**WORK TO COMPLETE:** Give the number of lines in this listing that contain the word "missing", and nothing else.
——————
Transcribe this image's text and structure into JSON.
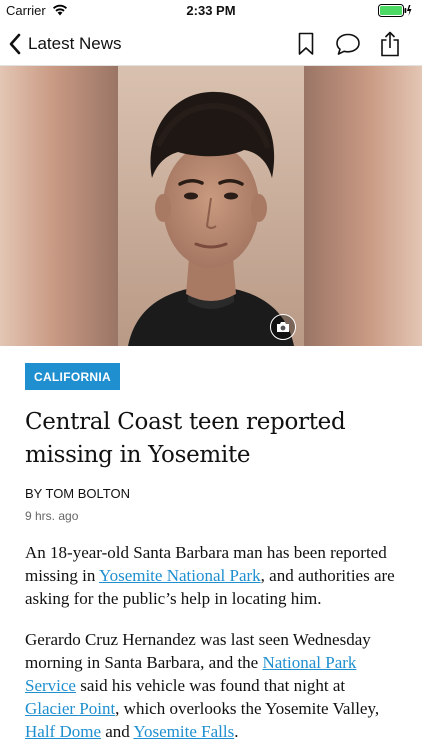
{
  "status_bar": {
    "carrier": "Carrier",
    "time": "2:33 PM"
  },
  "nav": {
    "back_label": "Latest News"
  },
  "article": {
    "section": "CALIFORNIA",
    "headline": "Central Coast teen reported missing in Yosemite",
    "byline": "BY TOM BOLTON",
    "timestamp": "9 hrs. ago",
    "p1": {
      "t1": "An 18-year-old Santa Barbara man has been reported missing in ",
      "link1": "Yosemite National Park",
      "t2": ", and authorities are asking for the public’s help in locating him."
    },
    "p2": {
      "t1": "Gerardo Cruz Hernandez was last seen Wednesday morning in Santa Barbara, and the ",
      "link1": "National Park Service",
      "t2": " said his vehicle was found that night at ",
      "link2": "Glacier Point",
      "t3": ", which overlooks the Yosemite Valley, ",
      "link3": "Half Dome",
      "t4": " and ",
      "link4": "Yosemite Falls",
      "t5": "."
    }
  },
  "colors": {
    "accent": "#1f8fcf",
    "battery": "#4cd964"
  }
}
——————
**TASK OUTPUT:** 2